School is hard and it’s even harder when you realize you can’t see the board anymore. Rex notices pretty quickly that returning to school after a busy summer break is going to be a lot different than it was the year before. Some big changes happened that he isn’t mentally or emotionally ready for.
The story follows Rex through the challenges of navigating grade school. He wants to make friends and fit in, but there are a lot of tough kids that certainly give him a hard time. Bullying is a major theme throughout this graphic novel. In addition to this, Rex faces a lot of problems at home, too. His mother is remarried and his biological father is mostly out of the picture. There are frequent discussions and conflicts surrounding money, especially when Rex’s glasses are accidentally broken during gym class. How will they afford to replace them and where will the money come from? Will Rex come to terms with the “new” him by the end of the school year?
This book has a lot of inclusive language and really emphasizes that differences should be celebrated. For example, at Rex’s appointment, the mom is shamed by the optometrist for asking how bad her son’s eyesight is, instead the mother is told that her son simply needs corrective lenses to improve his vision. These slight changes in language put a more positive spin on this situation that Rex clearly finds to be very stressful.
Overall, this realistic fiction work is great in that it features a male protagonist. I more frequently see female protagonists in middle school level graphic novels in this genre. There is humor sprinkled throughout that is actually funny, so I’m sure middle schoolers will enjoy the jokes. However, the story is a little bit slow paced, not as attention grabbing as I would have hoped, and perhaps not as relatable as the author is likely striving for. Nowadays, many middle schoolers wear corrective lenses. It’s quite common, even fashionable. I’ve been around this age group for years and years now and you really don’t see so much of the “four eyes” type mockery that was frequently spewed out decades before.

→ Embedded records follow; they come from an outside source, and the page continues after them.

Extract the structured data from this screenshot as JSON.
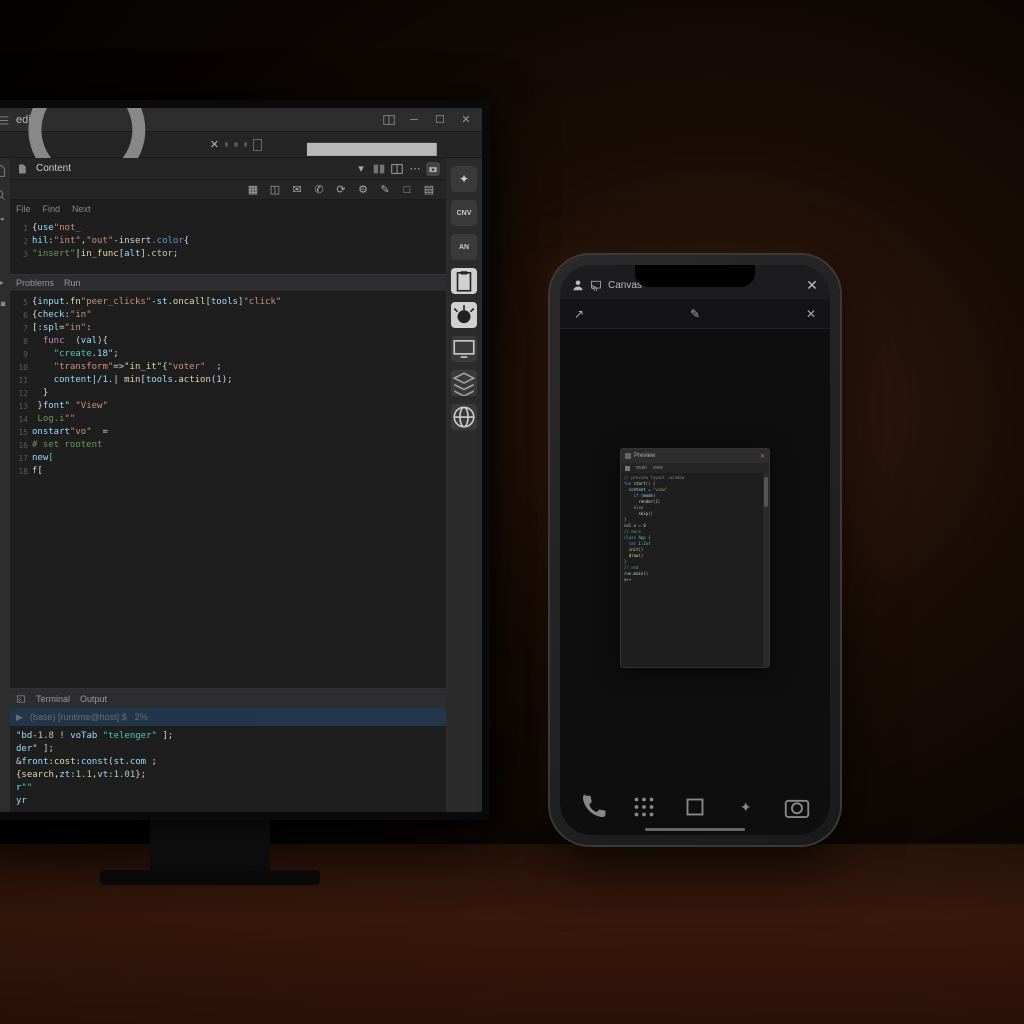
{
  "ide": {
    "title": "editor",
    "tab_label": "Content",
    "crumbs": [
      "File",
      "Find",
      "Next"
    ],
    "subtabs": [
      "Problems",
      "Run"
    ],
    "code_lines": [
      {
        "n": "1",
        "html": "<span class='d'>{</span><span class='v'>use</span><span class='s'>\"not_</span>"
      },
      {
        "n": "2",
        "html": "<span class='v'>hil</span><span class='d'>:</span><span class='s'>\"int\"</span><span class='d'>,</span><span class='s'>\"out\"</span><span class='d'>-insert</span><span class='k'>.color</span><span class='d'>{</span>"
      },
      {
        "n": "3",
        "html": "<span class='c'>\"insert\"</span><span class='d'>|</span><span class='f'>in_func</span><span class='d'>[</span><span class='v'>alt</span><span class='d'>]</span><span class='n'>.ctor</span><span class='d'>;</span>"
      },
      {
        "n": "",
        "html": ""
      }
    ],
    "code_lines2": [
      {
        "n": "5",
        "html": "<span class='d'>{</span><span class='v'>input</span><span class='d'>.</span><span class='f'>fn</span><span class='s'>\"peer_clicks\"</span><span class='d'>-</span><span class='v'>st</span><span class='d'>.</span><span class='f'>oncall</span><span class='d'>[</span><span class='v'>tools</span><span class='d'>]</span><span class='s'>\"click\"</span>"
      },
      {
        "n": "6",
        "html": "<span class='d'>{</span><span class='v'>check</span><span class='d'>:</span><span class='s'>\"in\"</span>"
      },
      {
        "n": "7",
        "html": "<span class='d'>[</span><span class='v'>:spl</span><span class='d'>=</span><span class='s'>\"in\"</span><span class='d'>:</span>"
      },
      {
        "n": "8",
        "html": "  <span class='p'>func</span><span class='d'>  (</span><span class='v'>val</span><span class='d'>){</span>"
      },
      {
        "n": "9",
        "html": "    <span class='t'>\"create</span><span class='v'>.18\"</span><span class='d'>;</span>"
      },
      {
        "n": "10",
        "html": "    <span class='s'>\"transform\"</span><span class='d'>=></span><span class='f'>\"in_it\"</span><span class='d'>{</span><span class='s'>\"voter\"</span>  <span class='d'>;</span>"
      },
      {
        "n": "11",
        "html": "    <span class='v'>content</span><span class='d'>|</span><span class='v'>/1.</span><span class='d'>|</span> <span class='f'>min</span><span class='d'>[</span><span class='v'>tools</span><span class='d'>.</span><span class='f'>action</span><span class='d'>(</span><span class='v'>1</span><span class='d'>);</span>"
      },
      {
        "n": "12",
        "html": "  <span class='d'>}</span>"
      },
      {
        "n": "13",
        "html": "<span class='d'> }</span><span class='v'>font\"</span> <span class='s'>\"View\"</span>"
      },
      {
        "n": "14",
        "html": "<span class='c'> Log.i</span><span class='s'>\"\"</span>"
      },
      {
        "n": "15",
        "html": "<span class='v'>onstart</span><span class='s'>\"vo\"</span>  <span class='d'>=</span>"
      },
      {
        "n": "16",
        "html": "<span class='c'># set rootent</span>"
      },
      {
        "n": "17",
        "html": "<span class='v'>new</span><span class='t'>[</span>"
      },
      {
        "n": "18",
        "html": "<span class='v'>f</span><span class='d'>[</span>"
      },
      {
        "n": "",
        "html": ""
      }
    ],
    "terminal_tabs": [
      "Terminal",
      "Output"
    ],
    "terminal_header": "(base) [runtime@host] $",
    "terminal_header_tag": "2%",
    "terminal_lines": [
      "<span class='d'>\"</span><span class='v'>bd</span><span class='d'>-</span><span class='n'>1.8</span> <span class='d'>!</span> <span class='v'>voTab</span> <span class='t'>\"telenger\"</span> <span class='d'>];</span>",
      "<span class='v'>der</span><span class='d'>\"</span> <span class='d'>];</span>",
      "<span class='d'>&</span><span class='v'>front</span><span class='d'>:</span><span class='f'>cost</span><span class='d'>:</span><span class='v'>const</span><span class='d'>(</span><span class='v'>st</span><span class='d'>.</span><span class='v'>com</span><span class='d'> ;</span>",
      "  <span class='d'>{</span><span class='f'>search</span><span class='d'>,</span><span class='v'>zt</span><span class='d'>:</span><span class='n'>1.1</span><span class='d'>,</span><span class='v'>vt</span><span class='d'>:</span><span class='n'>1.01</span><span class='d'>};</span>",
      "<span class='v'>r</span><span class='t'>\"\"</span>",
      "<span class='v'>yr</span>"
    ],
    "rightbar_labels": {
      "cnv": "CNV",
      "an": "AN"
    }
  },
  "phone": {
    "topbar_title": "Canvas",
    "mini_title": "Preview",
    "mini_tabs": [
      "main",
      "view"
    ],
    "mini_lines": [
      "<span class='c'>// preview layout :window</span>",
      "<span class='k'>fun</span> <span class='f'>start</span>() {",
      "  <span class='v'>content</span> = <span class='s'>\"view\"</span>",
      "    <span class='p'>if</span> (<span class='v'>mode</span>)",
      "      <span class='f'>render</span>(<span class='n'>1</span>)",
      "    <span class='p'>else</span>",
      "      <span class='f'>skip</span>()",
      "}",
      "<span class='v'>val</span> <span class='v'>x</span> = <span class='n'>0</span>",
      "<span class='c'>// more</span>",
      "<span class='k'>class</span> <span class='t'>App</span> {",
      "  <span class='k'>var</span> <span class='v'>i</span>:<span class='t'>Int</span>",
      "  <span class='f'>init</span>()",
      "  <span class='f'>draw</span>()",
      "}",
      "",
      "<span class='c'>// end</span>",
      "<span class='v'>run</span>.<span class='f'>main</span>()",
      "",
      "",
      "<span class='v'>x</span>++",
      ""
    ]
  }
}
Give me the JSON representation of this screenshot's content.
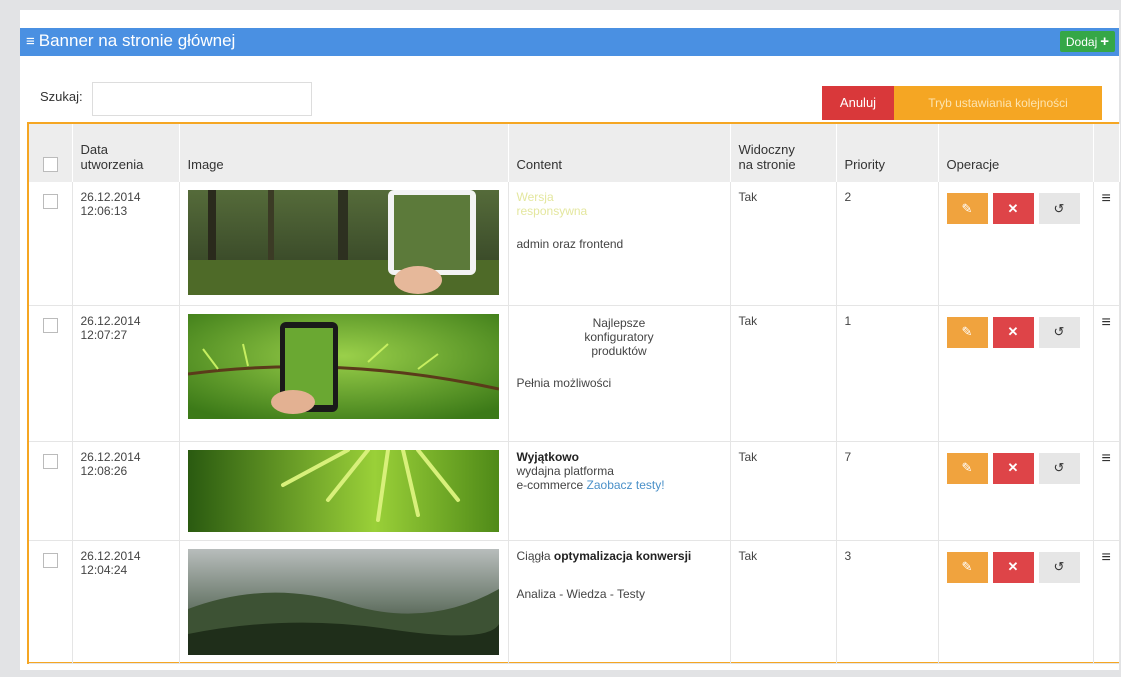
{
  "header": {
    "title": "Banner na stronie głównej",
    "add_label": "Dodaj"
  },
  "search": {
    "label": "Szukaj:",
    "value": ""
  },
  "buttons": {
    "cancel": "Anuluj",
    "order_mode": "Tryb ustawiania kolejności"
  },
  "columns": {
    "created": [
      "Data",
      "utworzenia"
    ],
    "image": "Image",
    "content": "Content",
    "visible": [
      "Widoczny",
      "na stronie"
    ],
    "priority": "Priority",
    "operations": "Operacje"
  },
  "rows": [
    {
      "date": "26.12.2014",
      "time": "12:06:13",
      "content_a": "Wersja",
      "content_b": "responsywna",
      "content_c": "admin oraz frontend",
      "visible": "Tak",
      "priority": "2"
    },
    {
      "date": "26.12.2014",
      "time": "12:07:27",
      "content_a": "Najlepsze",
      "content_b": "konfiguratory",
      "content_c": "produktów",
      "content_d": "Pełnia możliwości",
      "visible": "Tak",
      "priority": "1"
    },
    {
      "date": "26.12.2014",
      "time": "12:08:26",
      "content_a": "Wyjątkowo",
      "content_b": "wydajna platforma",
      "content_c": "e-commerce",
      "content_link": "Zaobacz testy!",
      "visible": "Tak",
      "priority": "7"
    },
    {
      "date": "26.12.2014",
      "time": "12:04:24",
      "content_a": "Ciągła",
      "content_b": "optymalizacja konwersji",
      "content_c": "Analiza - Wiedza - Testy",
      "visible": "Tak",
      "priority": "3"
    }
  ],
  "icons": {
    "edit": "pencil-icon",
    "delete": "close-icon",
    "history": "history-icon",
    "drag": "hamburger-icon"
  },
  "colors": {
    "header": "#4a90e2",
    "add": "#35a747",
    "cancel": "#d9383a",
    "order": "#f5a623",
    "edit": "#f0a33e",
    "delete": "#de4448"
  }
}
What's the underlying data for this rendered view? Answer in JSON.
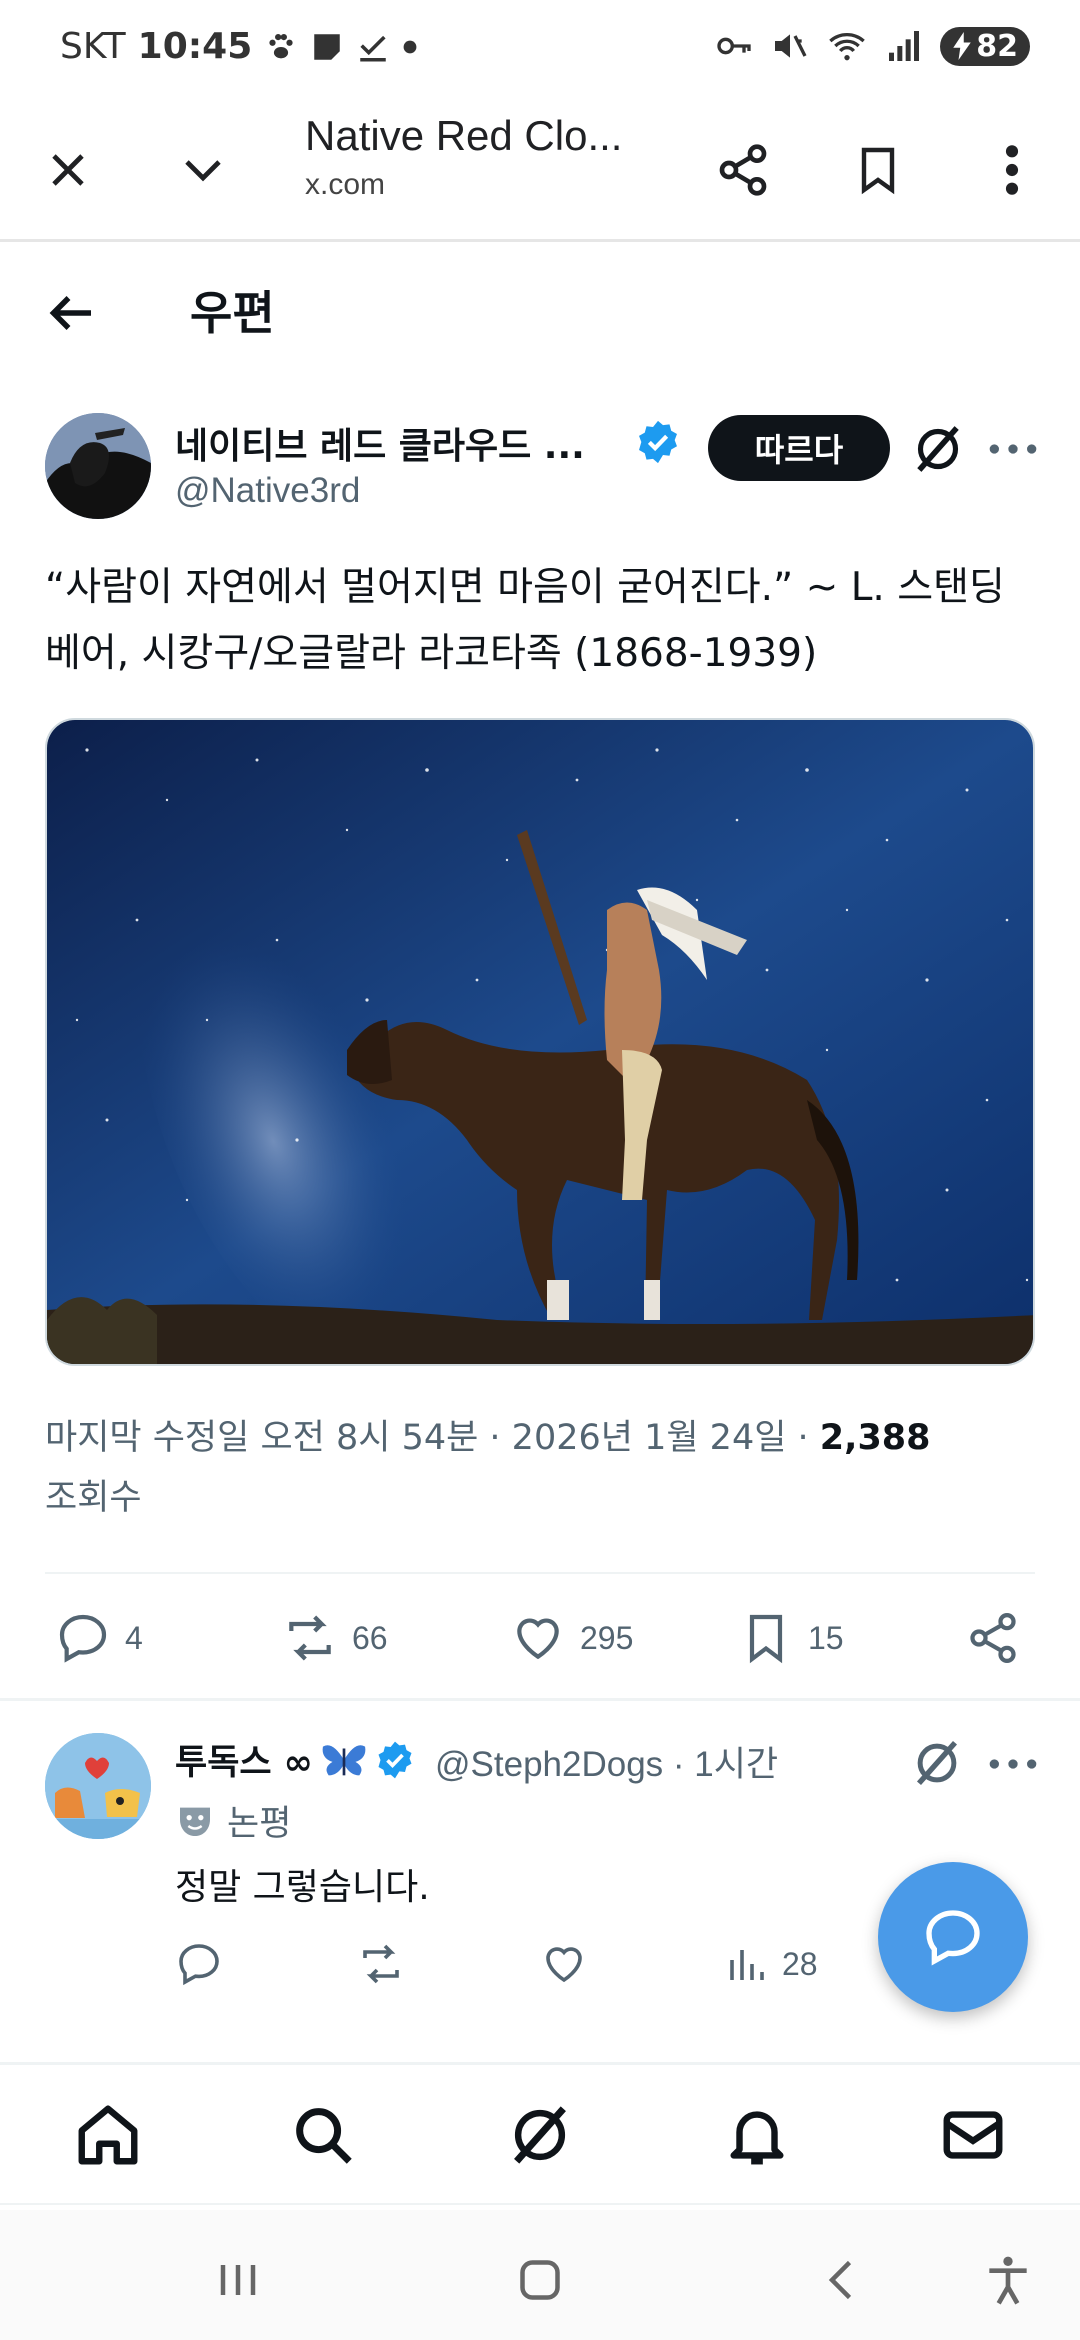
{
  "status_bar": {
    "carrier": "SKT",
    "time": "10:45",
    "battery": "82"
  },
  "browser": {
    "title": "Native Red Clo...",
    "url": "x.com"
  },
  "page": {
    "title": "우편"
  },
  "tweet": {
    "author_name": "네이티브 레드 클라우드 ...",
    "author_handle": "@Native3rd",
    "follow_label": "따르다",
    "text": "“사람이 자연에서 멀어지면 마음이 굳어진다.” ~ L. 스탠딩 베어, 시캉구/오글랄라 라코타족 (1868-1939)",
    "meta_prefix": "마지막 수정일 오전 8시 54분 · 2026년 1월 24일 · ",
    "views_count": "2,388",
    "views_label": "조회수",
    "replies": "4",
    "reposts": "66",
    "likes": "295",
    "bookmarks": "15"
  },
  "reply": {
    "name": "투독스 ∞",
    "handle": "@Steph2Dogs · 1시간",
    "label": "논평",
    "text": "정말 그렇습니다.",
    "views": "28"
  },
  "colors": {
    "accent": "#1d9bf0",
    "fab": "#4a9ae8",
    "text_primary": "#0f1419",
    "text_secondary": "#536471"
  },
  "icons": {
    "browser": [
      "close-icon",
      "chevron-down-icon",
      "share-icon",
      "bookmark-icon",
      "more-vert-icon"
    ],
    "bottom_nav": [
      "home-icon",
      "search-icon",
      "grok-icon",
      "bell-icon",
      "mail-icon"
    ]
  }
}
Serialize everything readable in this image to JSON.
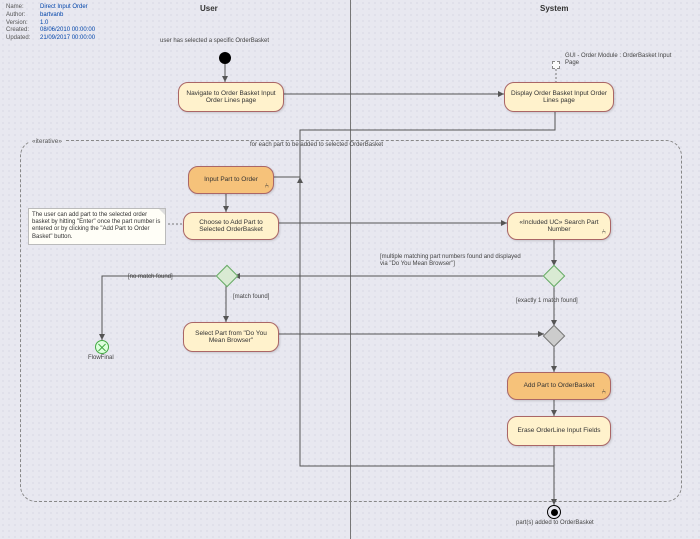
{
  "meta": {
    "name": "Direct Input Order",
    "author": "bartvanb",
    "version": "1.0",
    "created": "08/06/2010 00:00:00",
    "updated": "21/09/2017 00:00:00",
    "name_lab": "Name:",
    "author_lab": "Author:",
    "version_lab": "Version:",
    "created_lab": "Created:",
    "updated_lab": "Updated:"
  },
  "swimlanes": {
    "user": "User",
    "system": "System"
  },
  "start_note": "user has selected a specific OrderBasket",
  "gui_port": "GUI - Order Module : OrderBasket Input Page",
  "frame": {
    "tag": "«iterative»",
    "caption": "for each part to be added to selected OrderBasket"
  },
  "acts": {
    "nav": "Navigate to Order Basket Input Order Lines page",
    "disp": "Display Order Basket Input Order Lines page",
    "input": "Input Part to Order",
    "choose": "Choose to Add Part to Selected OrderBasket",
    "search": "«Included UC» Search Part Number",
    "select": "Select Part from \"Do You Mean Browser\"",
    "add": "Add Part to OrderBasket",
    "erase": "Erase OrderLine Input Fields"
  },
  "note": "The user can add part to the selected order basket by hitting \"Enter\" once the part number is entered or by clicking the \"Add Part to Order Basket\" button.",
  "guards": {
    "nomatch": "[no match found]",
    "match": "[match found]",
    "multi": "[multiple matching part numbers found and displayed via \"Do You Mean Browser\"]",
    "one": "[exactly 1 match found]"
  },
  "flowfinal_lab": "FlowFinal",
  "end_lab": "part(s) added to OrderBasket",
  "sub_icon": "⑃"
}
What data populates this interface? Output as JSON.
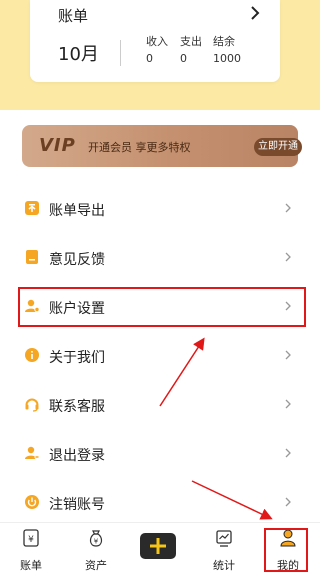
{
  "bill_card": {
    "title": "账单",
    "month": "10月",
    "stats": [
      {
        "label": "收入",
        "value": "0"
      },
      {
        "label": "支出",
        "value": "0"
      },
      {
        "label": "结余",
        "value": "1000"
      }
    ]
  },
  "vip_banner": {
    "logo": "VIP",
    "text": "开通会员 享更多特权",
    "button": "立即开通"
  },
  "menu": [
    {
      "label": "账单导出",
      "icon": "export-icon"
    },
    {
      "label": "意见反馈",
      "icon": "feedback-icon"
    },
    {
      "label": "账户设置",
      "icon": "user-settings-icon"
    },
    {
      "label": "关于我们",
      "icon": "info-icon"
    },
    {
      "label": "联系客服",
      "icon": "headset-icon"
    },
    {
      "label": "退出登录",
      "icon": "logout-user-icon"
    },
    {
      "label": "注销账号",
      "icon": "power-icon"
    }
  ],
  "tabbar": {
    "tabs": [
      {
        "label": "账单",
        "icon": "bill-icon"
      },
      {
        "label": "资产",
        "icon": "money-bag-icon"
      },
      {
        "label": "统计",
        "icon": "chart-icon"
      },
      {
        "label": "我的",
        "icon": "profile-icon",
        "active": true
      }
    ],
    "add_icon": "plus-icon"
  },
  "colors": {
    "accent": "#f5a623",
    "header_bg": "#fbe9a4",
    "vip_gradient_start": "#d3a98b",
    "vip_gradient_end": "#b98465",
    "annotation": "#e01818"
  }
}
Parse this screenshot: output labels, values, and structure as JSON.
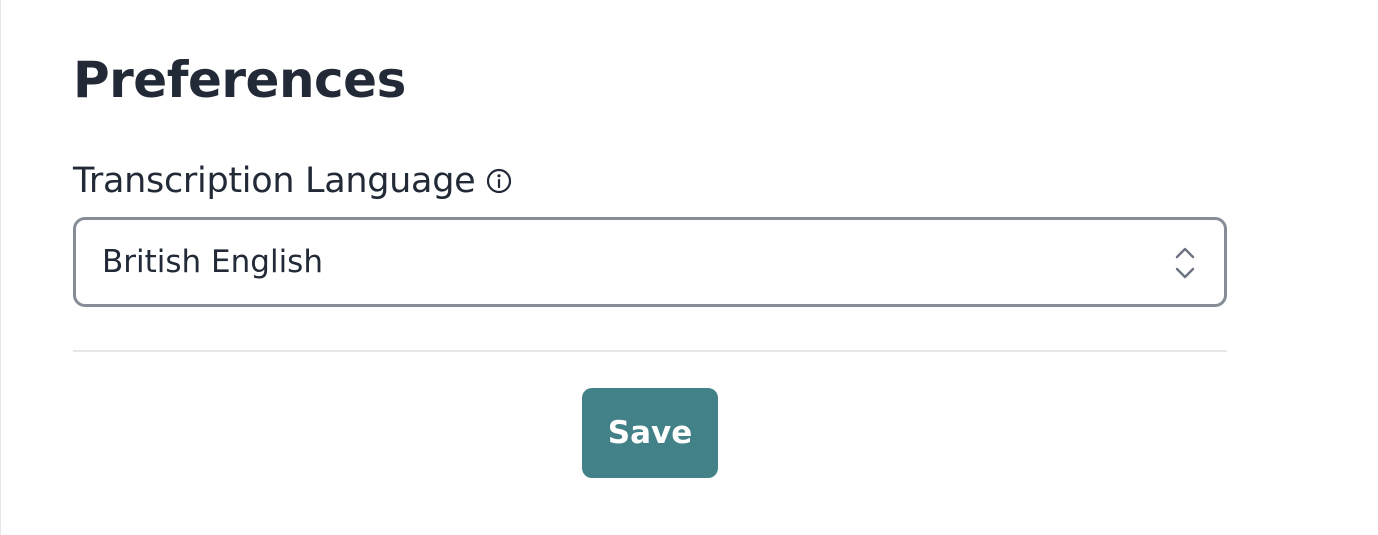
{
  "page": {
    "title": "Preferences"
  },
  "transcription_language": {
    "label": "Transcription Language",
    "info_icon": "info-circle-icon",
    "selected_value": "British English",
    "chevron_icon": "up-down-chevron-icon"
  },
  "actions": {
    "save_label": "Save"
  },
  "colors": {
    "primary_button": "#418187",
    "select_border": "#878d96",
    "text": "#222a37",
    "divider": "#e5e7eb"
  }
}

The artwork is very creative. I love that the author makes images in the panels all blurry when the main character has his glasses off. It’s an effective special effect that really emphasizes the world that this boy is living in. Students will surely love this drawing style and the large variety of page layouts that the illustrator has taken the time to include.
In conclusion, this book would be a nice, quick read for any middle schooler. The story emphasizes inclusivity and teaches about bullying and dealing with being in a low socioeconomic status family. It’s not the most exciting pace and students may find the extreme reaction to Rex’s glasses to be just that, too extreme. In this story, Rex is one of the only students that has corrective lenses. However, I don’t know that this reflects the true reality of how many children nowadays wear some form of glasses or contacts, even just for fashion.
By Rex Ogle
Art by Dave Valeza
Publisher Age Rating: 8-12
NFNT Age Recommendation: Tween (10-13)